Here are words I don't often get to type: There is good news from Washington.
On Thursday, about 70 members of Congress braved brutal heat to stand in the shadow of the Capitol and pledge their allegiance to work together amid a climate of hyperpartisanship.
They gathered under the banner of No Labels, a nonpartisan nonprofit that strives to remove compromise from the list of dirty words. When I participated in the group's launch 2 1/2 years ago, I joked that I had attended my first political protest, which was, appropriately, on a college campus (Columbia). But I didn't have to carry a sign, sleep in a tent, or get locked up.
It was a demonstration against gridlock caused by rigid ideology and party identification, and the headliners that day included New York City Mayor Michael Bloomberg, an independent; then-Los Angeles Mayor Antonio Villaraigosa, a Democrat; Sens. Kirsten Gillibrand (D., N.Y.) and Joe Manchin (D., W.Va.); Newark Mayor Cory Booker, a Democrat; and Charlie Crist, at the time Florida's departing governor, a Republican-turned-independent. Their desire to reestablish consensus-building was not well-received among those whose livelihood has depended on the continuation of a divide. The cynicism came from the left and right. Frank Rich wrote in the New York Times:

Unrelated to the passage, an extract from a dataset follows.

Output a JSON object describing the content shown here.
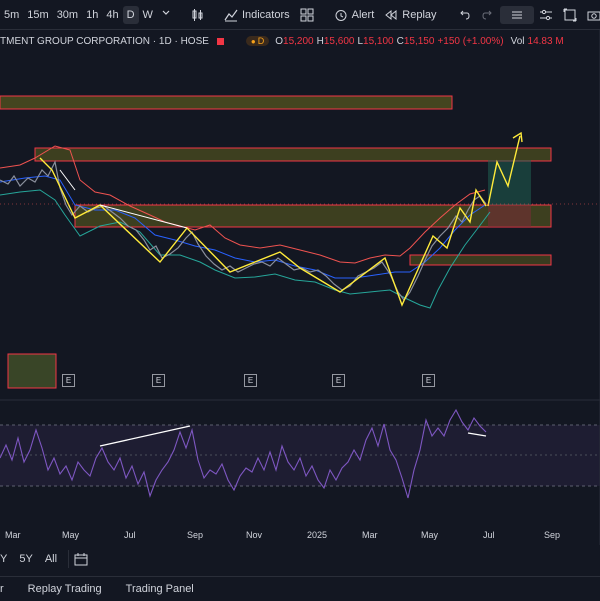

“The notion that civility and nominal bipartisanship would accomplish any of the heavy lifting required to rebuild America is childish magical thinking and, worse, a mindless distraction from the real work before the nation.”
To George Will, it was all just “gaseous rhetoric.”
In the intervening time, No Labels has set about organizing supporters in congressional districts across the country, while enlisting elected officials willing to embrace civility and compromise. Former Utah Gov. Jon Huntsman, a Republican, and Manchin are now the cochairmen of No Labels. On Thursday, the group assembled its congressional “Problem Solvers” – Republicans and Democrats from the House and Senate who come together regularly to try to bridge the gap. In front of a crowd of more than 500 people on the Capitol grounds, about 70 of the 81 members of this caucus pledged to compromise. (Full disclosure: My role was to introduce them.)
Six members from Pennsylvania have joined, five Republicans (Charlie Dent, Mike Fitzpatrick, Patrick Meehan, Scott Perry, and Glenn “G.T.” Thompson) and one Democrat (Chaka Fattah). None has signed, yet, from New Jersey or Delaware.
Fitzpatrick lamented the “frustrating” change in Congress he has seen in just the last few years.
“I was here, then I was gone for four years, and I came back. I noticed the left had gotten further left and the right had gotten further right and the … unwillingness of those fringes to listen to others and respect their opinion,” he told me.
The regular meetings of the No Labels congressional members have already been productive. Under the heading “Make Government Work,” they have hammered out nine proposals to cut government waste and inefficiency, which have now been introduced in Congress. One calls for withholding congressional pay in the event Congress can't make spending and budget decisions on time. Another would enact biennial budgeting. A third would promote energy efficiency in federal buildings.
While they have yet to solve meaty issues, such as immigration, at this stage, we'll take their collaboration as a start.
Evan Bayh (D., Ind.), Olympia J. Snowe (R., Maine), and Joe Lieberman (I., Conn.) have all left the Senate, partly out of frustration with the intransigence of the body. Coincidentally, I spoke to each last week and was amazed at the similarity of the frustration they expressed.
“Unfortunately, it is true that the middle in the U.S. Senate is shrinking, and the moderates, the independents,” Lieberman told me. “It's become a much more partisan and much more ideologically rigid body. I was privileged to serve for 24 years in the Senate, I had some great and satisfying experiences. The last two years were by far the least productive . . . and not just in my feeling, but I think fewer bills were adopted the last few years than in any session for seven decades.”
His frustration is borne out by the data. The National Journal reports that, in 1982, most (58) members of the Senate fell somewhere between the chamber's most conservative Democrat and most liberal Republican. Today, zero members fill that space. In this year's analysis, and for the third year in a row, no Republican member of the Senate had a more liberal voting record than any Democrat – just as no Democratic senator had a more conservative voting record than any Republican. That leaves those of us in the middle without representation.
Which is why it's great news that 81 members of Congress want to chart a new path. But their willingness to work together now needs support from the part of the electorate that wants them working together, but that has all too often ceded the debate to the loudest voices, who perpetuate the divide in their own self-interest.